--- TASK GOAL ---
Out of the lines below, please list those that hold the string "value".

Dataset entries:
= = = =

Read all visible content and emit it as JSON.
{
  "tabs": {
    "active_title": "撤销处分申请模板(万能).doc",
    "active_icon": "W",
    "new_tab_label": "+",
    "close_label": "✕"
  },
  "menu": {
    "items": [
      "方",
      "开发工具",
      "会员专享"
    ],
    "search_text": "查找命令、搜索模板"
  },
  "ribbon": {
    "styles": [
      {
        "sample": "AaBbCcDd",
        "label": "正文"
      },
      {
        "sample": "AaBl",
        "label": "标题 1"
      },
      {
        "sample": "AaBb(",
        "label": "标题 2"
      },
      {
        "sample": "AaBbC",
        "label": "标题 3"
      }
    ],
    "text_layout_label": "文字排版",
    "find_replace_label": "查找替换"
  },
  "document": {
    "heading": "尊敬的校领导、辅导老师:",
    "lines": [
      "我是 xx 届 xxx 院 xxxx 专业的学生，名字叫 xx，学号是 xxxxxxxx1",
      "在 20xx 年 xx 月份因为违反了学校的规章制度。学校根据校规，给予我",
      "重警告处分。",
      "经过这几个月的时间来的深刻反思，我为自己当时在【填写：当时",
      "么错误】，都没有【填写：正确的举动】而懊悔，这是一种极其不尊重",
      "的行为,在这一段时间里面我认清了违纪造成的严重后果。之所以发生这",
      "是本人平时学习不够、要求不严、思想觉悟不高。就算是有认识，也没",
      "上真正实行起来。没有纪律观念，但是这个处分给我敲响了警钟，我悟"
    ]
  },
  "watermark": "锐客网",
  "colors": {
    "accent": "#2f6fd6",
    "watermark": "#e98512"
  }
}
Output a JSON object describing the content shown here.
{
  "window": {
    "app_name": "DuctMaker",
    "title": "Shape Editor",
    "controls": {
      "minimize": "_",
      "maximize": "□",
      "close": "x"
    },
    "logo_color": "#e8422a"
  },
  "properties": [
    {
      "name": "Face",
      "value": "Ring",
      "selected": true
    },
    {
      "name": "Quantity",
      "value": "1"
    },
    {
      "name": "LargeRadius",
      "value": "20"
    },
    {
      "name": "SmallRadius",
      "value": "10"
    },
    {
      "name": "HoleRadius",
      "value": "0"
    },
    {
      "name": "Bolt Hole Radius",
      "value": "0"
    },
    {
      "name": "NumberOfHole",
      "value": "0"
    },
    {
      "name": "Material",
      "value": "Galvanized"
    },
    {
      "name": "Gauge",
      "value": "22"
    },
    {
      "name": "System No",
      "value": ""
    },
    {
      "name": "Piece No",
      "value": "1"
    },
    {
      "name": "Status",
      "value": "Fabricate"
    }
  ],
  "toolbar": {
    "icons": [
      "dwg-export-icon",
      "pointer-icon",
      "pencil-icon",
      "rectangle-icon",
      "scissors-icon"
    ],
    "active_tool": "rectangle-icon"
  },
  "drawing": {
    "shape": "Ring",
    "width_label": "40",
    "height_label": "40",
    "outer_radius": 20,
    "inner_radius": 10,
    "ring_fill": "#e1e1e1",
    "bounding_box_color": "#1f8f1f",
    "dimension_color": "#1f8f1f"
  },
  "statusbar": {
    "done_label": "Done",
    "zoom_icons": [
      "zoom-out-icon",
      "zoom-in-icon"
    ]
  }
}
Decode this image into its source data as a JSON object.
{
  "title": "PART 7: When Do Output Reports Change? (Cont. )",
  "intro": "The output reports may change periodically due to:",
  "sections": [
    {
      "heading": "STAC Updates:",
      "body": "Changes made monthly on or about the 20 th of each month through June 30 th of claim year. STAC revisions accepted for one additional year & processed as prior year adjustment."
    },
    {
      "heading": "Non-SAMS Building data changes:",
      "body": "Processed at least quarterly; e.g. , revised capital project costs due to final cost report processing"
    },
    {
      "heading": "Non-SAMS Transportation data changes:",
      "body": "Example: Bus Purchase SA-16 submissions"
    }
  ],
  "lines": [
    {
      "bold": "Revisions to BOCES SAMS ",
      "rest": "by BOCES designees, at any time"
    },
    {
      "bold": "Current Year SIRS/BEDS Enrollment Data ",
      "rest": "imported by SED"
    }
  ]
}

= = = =

--- RESULT FOR THIS TASK ---
      "value": "Ring",
      "value": "1"
      "value": "20"
      "value": "10"
      "value": "0"
      "value": "0"
      "value": "0"
      "value": "Galvanized"
      "value": "22"
      "value": ""
      "value": "1"
      "value": "Fabricate"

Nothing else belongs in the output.